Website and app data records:
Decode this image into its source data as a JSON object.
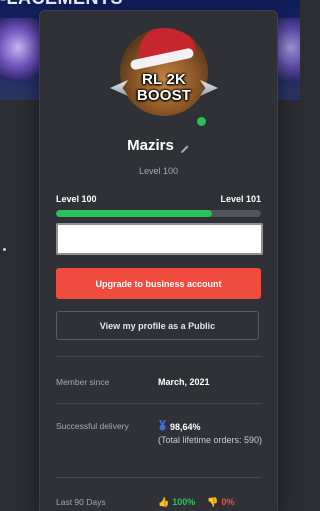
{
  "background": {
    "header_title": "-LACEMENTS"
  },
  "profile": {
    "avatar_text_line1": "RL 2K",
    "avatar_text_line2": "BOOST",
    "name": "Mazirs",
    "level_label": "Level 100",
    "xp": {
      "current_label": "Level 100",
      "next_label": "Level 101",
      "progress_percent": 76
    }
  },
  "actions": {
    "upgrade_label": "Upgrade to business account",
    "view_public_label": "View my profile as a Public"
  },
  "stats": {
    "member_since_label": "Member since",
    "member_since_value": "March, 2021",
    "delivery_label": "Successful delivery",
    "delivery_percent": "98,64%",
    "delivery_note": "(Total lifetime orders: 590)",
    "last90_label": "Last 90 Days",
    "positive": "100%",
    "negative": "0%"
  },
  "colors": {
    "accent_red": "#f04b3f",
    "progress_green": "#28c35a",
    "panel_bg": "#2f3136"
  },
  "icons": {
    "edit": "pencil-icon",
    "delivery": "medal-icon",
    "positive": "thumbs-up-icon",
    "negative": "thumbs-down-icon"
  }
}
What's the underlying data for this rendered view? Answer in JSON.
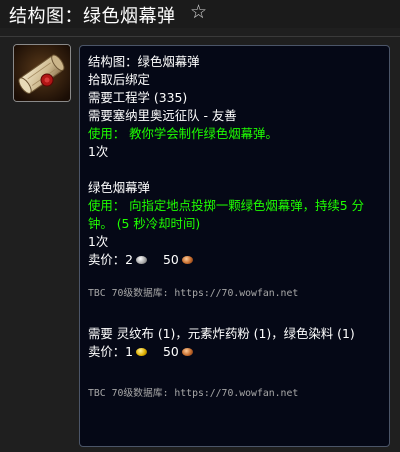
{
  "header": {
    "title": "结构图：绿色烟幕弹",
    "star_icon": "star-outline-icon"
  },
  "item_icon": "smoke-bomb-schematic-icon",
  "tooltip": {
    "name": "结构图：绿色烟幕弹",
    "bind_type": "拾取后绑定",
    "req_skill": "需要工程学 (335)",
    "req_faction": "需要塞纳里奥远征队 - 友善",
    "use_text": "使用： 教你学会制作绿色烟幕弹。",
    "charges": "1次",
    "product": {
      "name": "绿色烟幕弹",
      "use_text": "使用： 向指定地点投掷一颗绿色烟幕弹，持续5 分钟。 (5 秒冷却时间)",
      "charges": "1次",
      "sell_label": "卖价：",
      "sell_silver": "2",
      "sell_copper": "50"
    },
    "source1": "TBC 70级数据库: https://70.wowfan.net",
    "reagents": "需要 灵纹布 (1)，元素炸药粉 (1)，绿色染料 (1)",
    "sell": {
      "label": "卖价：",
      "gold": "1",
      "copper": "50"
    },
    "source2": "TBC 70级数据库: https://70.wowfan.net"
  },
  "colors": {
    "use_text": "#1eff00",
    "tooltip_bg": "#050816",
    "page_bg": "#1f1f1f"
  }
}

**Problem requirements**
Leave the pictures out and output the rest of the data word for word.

**Task result**
Decode this image into its source data as a JSON object.
{
  "background": {
    "header_title": "-LACEMENTS"
  },
  "profile": {
    "avatar_text_line1": "RL 2K",
    "avatar_text_line2": "BOOST",
    "name": "Mazirs",
    "level_label": "Level 100",
    "xp": {
      "current_label": "Level 100",
      "next_label": "Level 101",
      "progress_percent": 76
    }
  },
  "actions": {
    "upgrade_label": "Upgrade to business account",
    "view_public_label": "View my profile as a Public"
  },
  "stats": {
    "member_since_label": "Member since",
    "member_since_value": "March, 2021",
    "delivery_label": "Successful delivery",
    "delivery_percent": "98,64%",
    "delivery_note": "(Total lifetime orders: 590)",
    "last90_label": "Last 90 Days",
    "positive": "100%",
    "negative": "0%"
  },
  "colors": {
    "accent_red": "#f04b3f",
    "progress_green": "#28c35a",
    "panel_bg": "#2f3136"
  },
  "icons": {
    "edit": "pencil-icon",
    "delivery": "medal-icon",
    "positive": "thumbs-up-icon",
    "negative": "thumbs-down-icon"
  }
}
What's the underlying data for this rendered view? Answer in JSON.
{
  "header": {
    "title": "结构图：绿色烟幕弹",
    "star_icon": "star-outline-icon"
  },
  "item_icon": "smoke-bomb-schematic-icon",
  "tooltip": {
    "name": "结构图：绿色烟幕弹",
    "bind_type": "拾取后绑定",
    "req_skill": "需要工程学 (335)",
    "req_faction": "需要塞纳里奥远征队 - 友善",
    "use_text": "使用： 教你学会制作绿色烟幕弹。",
    "charges": "1次",
    "product": {
      "name": "绿色烟幕弹",
      "use_text": "使用： 向指定地点投掷一颗绿色烟幕弹，持续5 分钟。 (5 秒冷却时间)",
      "charges": "1次",
      "sell_label": "卖价：",
      "sell_silver": "2",
      "sell_copper": "50"
    },
    "source1": "TBC 70级数据库: https://70.wowfan.net",
    "reagents": "需要 灵纹布 (1)，元素炸药粉 (1)，绿色染料 (1)",
    "sell": {
      "label": "卖价：",
      "gold": "1",
      "copper": "50"
    },
    "source2": "TBC 70级数据库: https://70.wowfan.net"
  },
  "colors": {
    "use_text": "#1eff00",
    "tooltip_bg": "#050816",
    "page_bg": "#1f1f1f"
  }
}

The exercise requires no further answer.